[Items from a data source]
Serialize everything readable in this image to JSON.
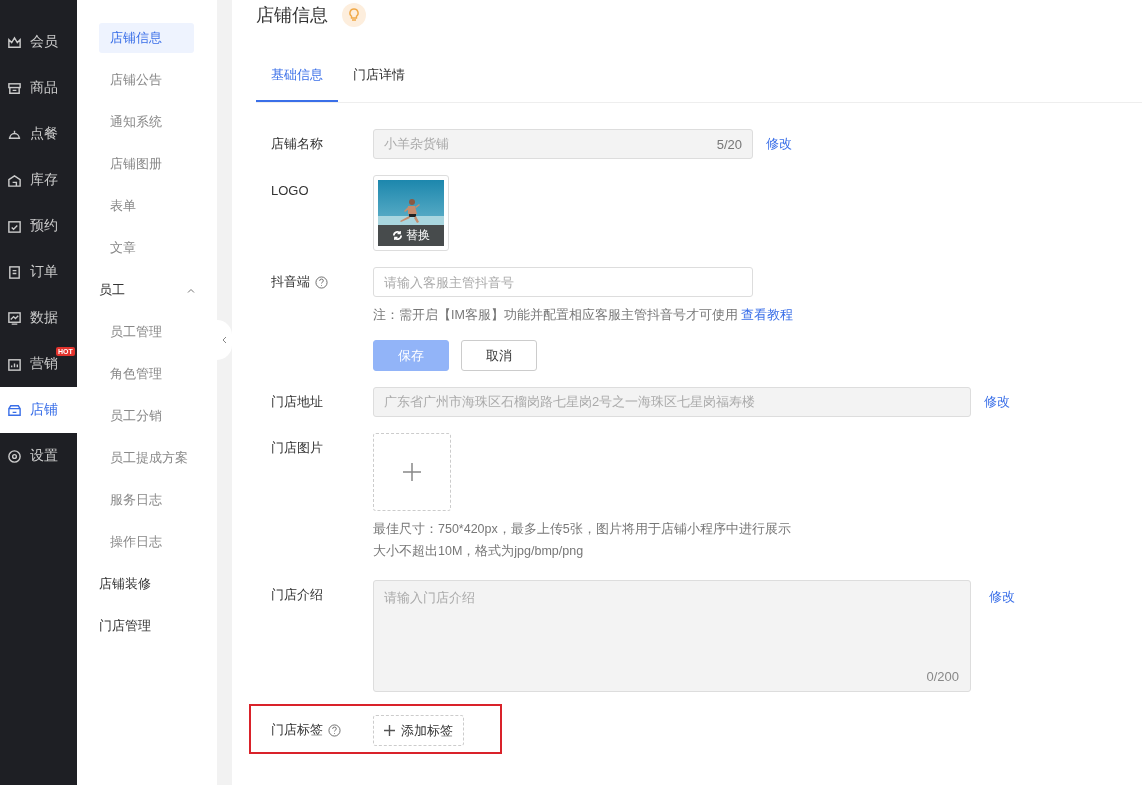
{
  "nav_rail": {
    "items": [
      {
        "label": "会员",
        "selected": false
      },
      {
        "label": "商品",
        "selected": false
      },
      {
        "label": "点餐",
        "selected": false
      },
      {
        "label": "库存",
        "selected": false
      },
      {
        "label": "预约",
        "selected": false
      },
      {
        "label": "订单",
        "selected": false
      },
      {
        "label": "数据",
        "selected": false
      },
      {
        "label": "营销",
        "selected": false,
        "badge": "HOT"
      },
      {
        "label": "店铺",
        "selected": true
      },
      {
        "label": "设置",
        "selected": false
      }
    ]
  },
  "sub_nav": {
    "items": [
      {
        "label": "店铺信息",
        "selected": true
      },
      {
        "label": "店铺公告",
        "selected": false
      },
      {
        "label": "通知系统",
        "selected": false
      },
      {
        "label": "店铺图册",
        "selected": false
      },
      {
        "label": "表单",
        "selected": false
      },
      {
        "label": "文章",
        "selected": false
      },
      {
        "label": "员工",
        "kind": "group",
        "expanded": true,
        "children": [
          {
            "label": "员工管理",
            "selected": false
          },
          {
            "label": "角色管理",
            "selected": false
          },
          {
            "label": "员工分销",
            "selected": false
          },
          {
            "label": "员工提成方案",
            "selected": false
          },
          {
            "label": "服务日志",
            "selected": false
          },
          {
            "label": "操作日志",
            "selected": false
          }
        ]
      },
      {
        "label": "店铺装修",
        "kind": "header"
      },
      {
        "label": "门店管理",
        "kind": "header"
      }
    ]
  },
  "page": {
    "title": "店铺信息",
    "tabs": [
      {
        "label": "基础信息",
        "selected": true
      },
      {
        "label": "门店详情",
        "selected": false
      }
    ],
    "form": [
      {
        "kind": "text",
        "label": "店铺名称",
        "value": "小羊杂货铺",
        "counter": "5/20",
        "action": "修改",
        "disabled": true
      },
      {
        "label": "LOGO",
        "button": "替换"
      },
      {
        "kind": "input",
        "label": "抖音端",
        "help": true,
        "placeholder": "请输入客服主管抖音号",
        "note": "注：需开启【IM客服】功能并配置相应客服主管抖音号才可使用",
        "note_link": "查看教程",
        "buttons": [
          {
            "label": "保存",
            "kind": "primary",
            "disabled": true
          },
          {
            "label": "取消",
            "kind": "default"
          }
        ]
      },
      {
        "kind": "text",
        "label": "门店地址",
        "value": "广东省广州市海珠区石榴岗路七星岗2号之一海珠区七星岗福寿楼",
        "action": "修改",
        "disabled": true,
        "wide": true
      },
      {
        "kind": "upload",
        "label": "门店图片",
        "hints": [
          "最佳尺寸：750*420px，最多上传5张，图片将用于店铺小程序中进行展示",
          "大小不超出10M，格式为jpg/bmp/png"
        ]
      },
      {
        "kind": "textarea",
        "label": "门店介绍",
        "placeholder": "请输入门店介绍",
        "counter": "0/200",
        "action": "修改"
      },
      {
        "kind": "tags",
        "label": "门店标签",
        "help": true,
        "button": "添加标签",
        "highlighted": true
      }
    ]
  }
}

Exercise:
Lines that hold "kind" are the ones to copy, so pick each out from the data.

Exercise answer:
        "kind": "group",
        "kind": "header"
        "kind": "header"
        "kind": "text",
        "kind": "input",
            "kind": "primary",
            "kind": "default"
        "kind": "text",
        "kind": "upload",
        "kind": "textarea",
        "kind": "tags",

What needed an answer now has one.